*** Begin section ***

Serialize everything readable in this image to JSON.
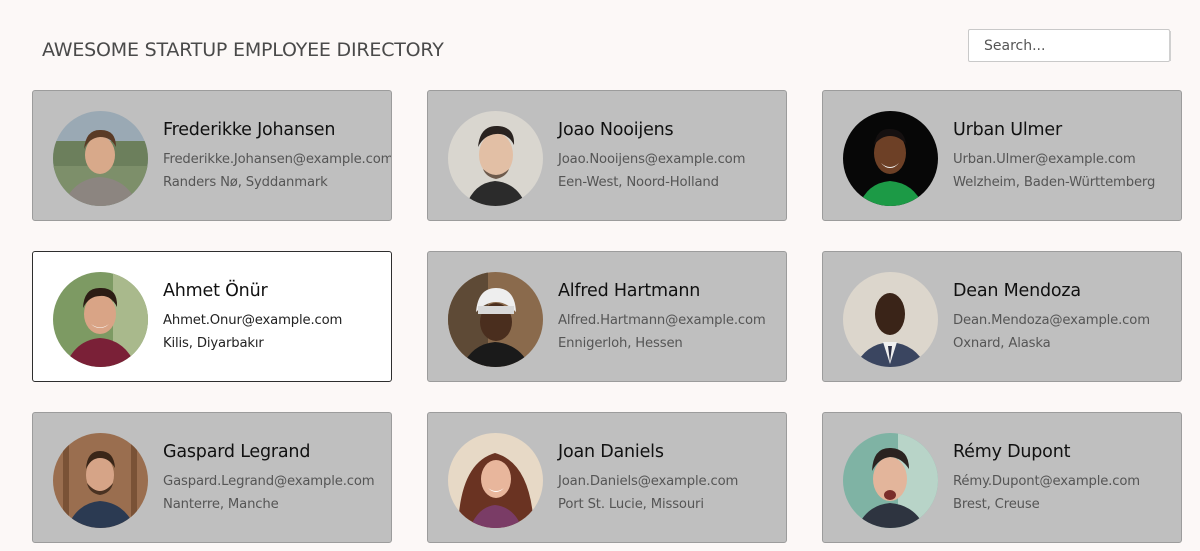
{
  "header": {
    "title": "AWESOME STARTUP EMPLOYEE DIRECTORY"
  },
  "search": {
    "placeholder": "Search..."
  },
  "employees": [
    {
      "name": "Frederikke Johansen",
      "email": "Frederikke.Johansen@example.com",
      "location": "Randers Nø, Syddanmark",
      "selected": false
    },
    {
      "name": "Joao Nooijens",
      "email": "Joao.Nooijens@example.com",
      "location": "Een-West, Noord-Holland",
      "selected": false
    },
    {
      "name": "Urban Ulmer",
      "email": "Urban.Ulmer@example.com",
      "location": "Welzheim, Baden-Württemberg",
      "selected": false
    },
    {
      "name": "Ahmet Önür",
      "email": "Ahmet.Onur@example.com",
      "location": "Kilis, Diyarbakır",
      "selected": true
    },
    {
      "name": "Alfred Hartmann",
      "email": "Alfred.Hartmann@example.com",
      "location": "Ennigerloh, Hessen",
      "selected": false
    },
    {
      "name": "Dean Mendoza",
      "email": "Dean.Mendoza@example.com",
      "location": "Oxnard, Alaska",
      "selected": false
    },
    {
      "name": "Gaspard Legrand",
      "email": "Gaspard.Legrand@example.com",
      "location": "Nanterre, Manche",
      "selected": false
    },
    {
      "name": "Joan Daniels",
      "email": "Joan.Daniels@example.com",
      "location": "Port St. Lucie, Missouri",
      "selected": false
    },
    {
      "name": "Rémy Dupont",
      "email": "Rémy.Dupont@example.com",
      "location": "Brest, Creuse",
      "selected": false
    }
  ]
}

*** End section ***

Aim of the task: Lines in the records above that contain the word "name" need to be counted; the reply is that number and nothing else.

Written solution: 9